MainWP circumvents the wp-login.php page using its own secure login. This means you can block access to the page preventing any unauthorized users while still allowing yourself to log in. To do this there are a couple quick steps.
1. Install the MainWP Child plugin and join the site to your Dashboard.
2. Using FTP, access each child site and paste the following into your .htaccess file in the root of your site at the bottom of the file.
# set up rule order
# default deny
deny from all
# Add additional IPs for access here
errordocument 401 default
errordocument 403 default
errordocument 404 default
3. Save and upload the file back to your site.
4. You can now login to each WordPress site from your dashboard by going to the sites sub menu and clicking the admin link.
*** To remove this if you ever need to access the site manually, access the .htaccess file, remove the added lines, and then upload again.
Remove WordPress Version Information
Giving a hacker the version of WordPress you are using is like giving him a map if potential exploits. If a hacker knows your WP version there are many places that will list the particular vulnerabilities for that version. This information can and should be hidden. MainWP allows you to do this with a simple click. If you visit your MainWP dashboard you will notice a section labeled security. Click Show All to show the status of each of MainWP’s security checks. You can click the Fix All button, or click the Site Name and fix each issue at a time or pick and choose which one you would like to fix. To fix the WP version only click the Fix button next to Removed wp-version. More information can be here.
Prevent listing wp-content, wp-content/plugins, wp-content/themes, wp-content/upload

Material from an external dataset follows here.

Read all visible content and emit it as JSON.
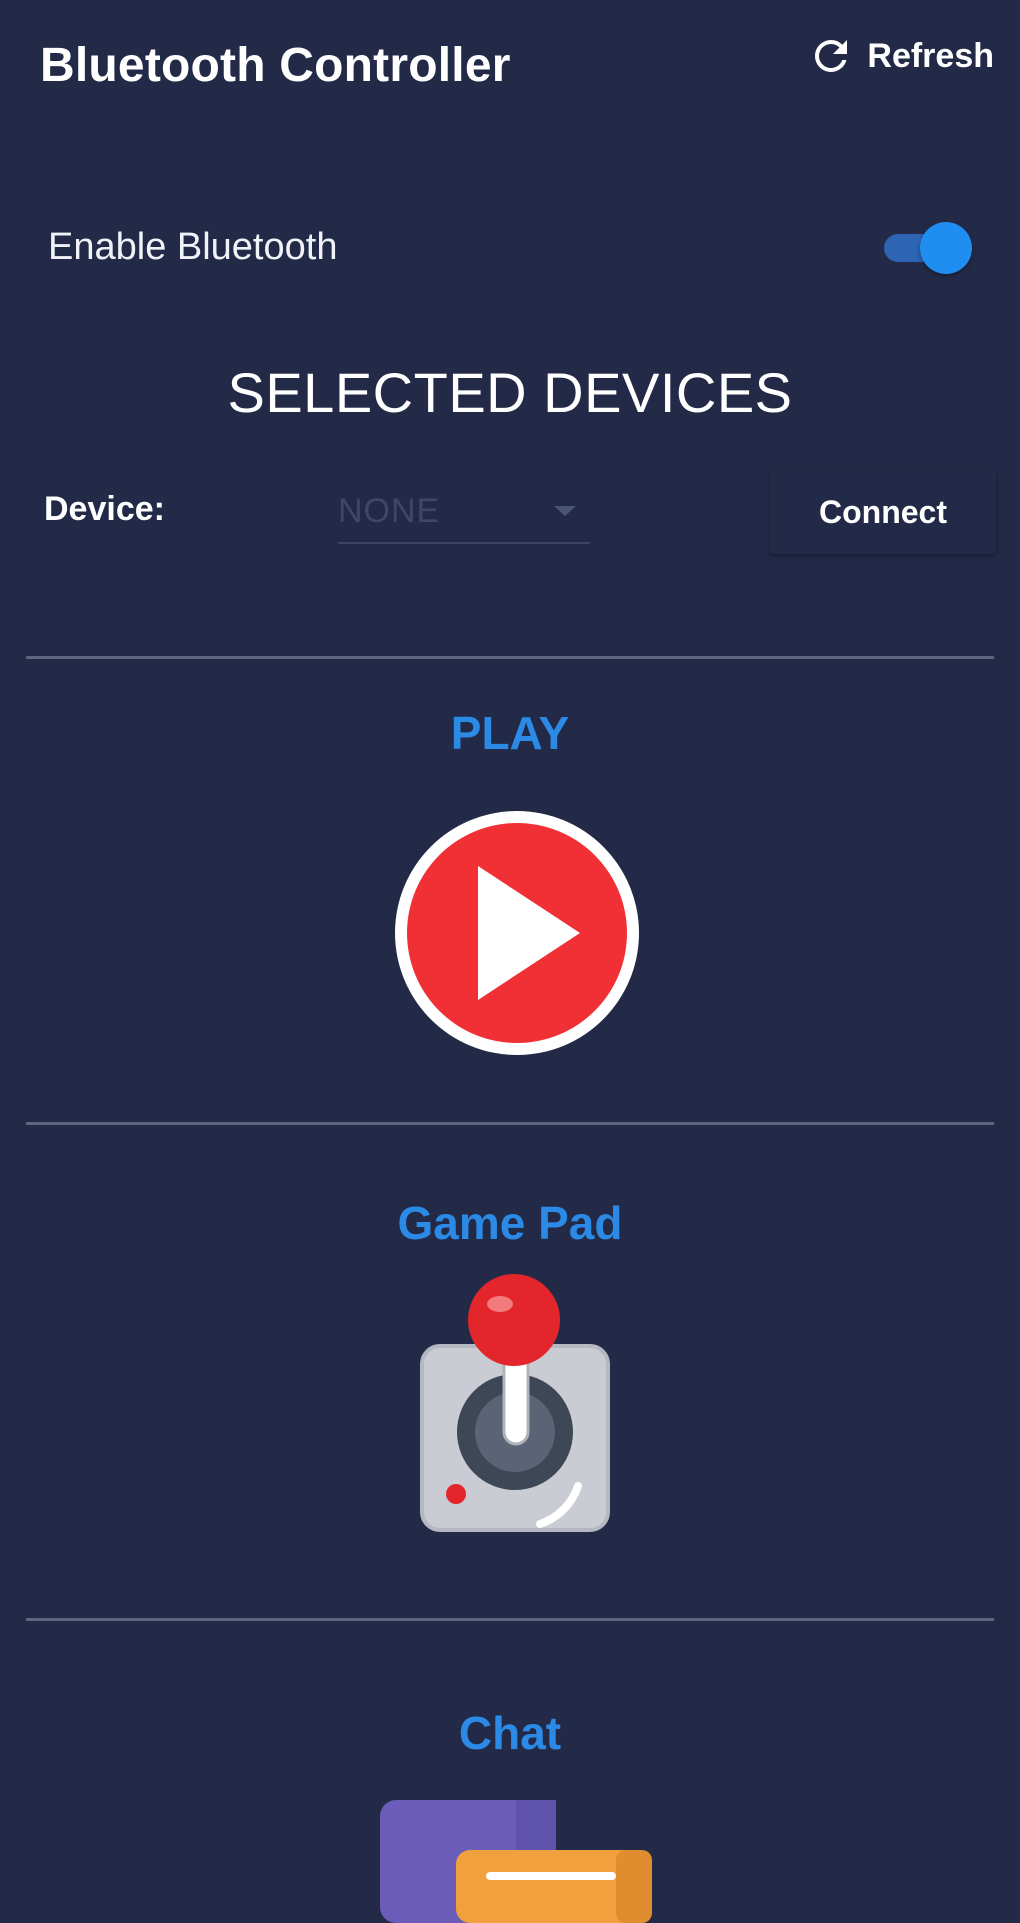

Giving a hacker list permissions of your WordPress directories is also a terrible idea and can divulge potential exploits. If a hacker knows your Plugins, Themes or versions he can find particular vulnerabilities for them. This information can and should be hidden too. MainWP allows you to do this with a simple click. If you visit your MainWP dashboard you will notice a section labeled security. Click Show All to show the status of each of MainWP’s security checks. You can click the Fix All button, or click the Site Name and fix each issue at a time or pick and choose which one you would like to fix. To fix the directory listing issue only click the Fix button next to Prevent listing wp-content, wp-content/plugins, wp-content/themes, wp-content/uploads. More information can be here.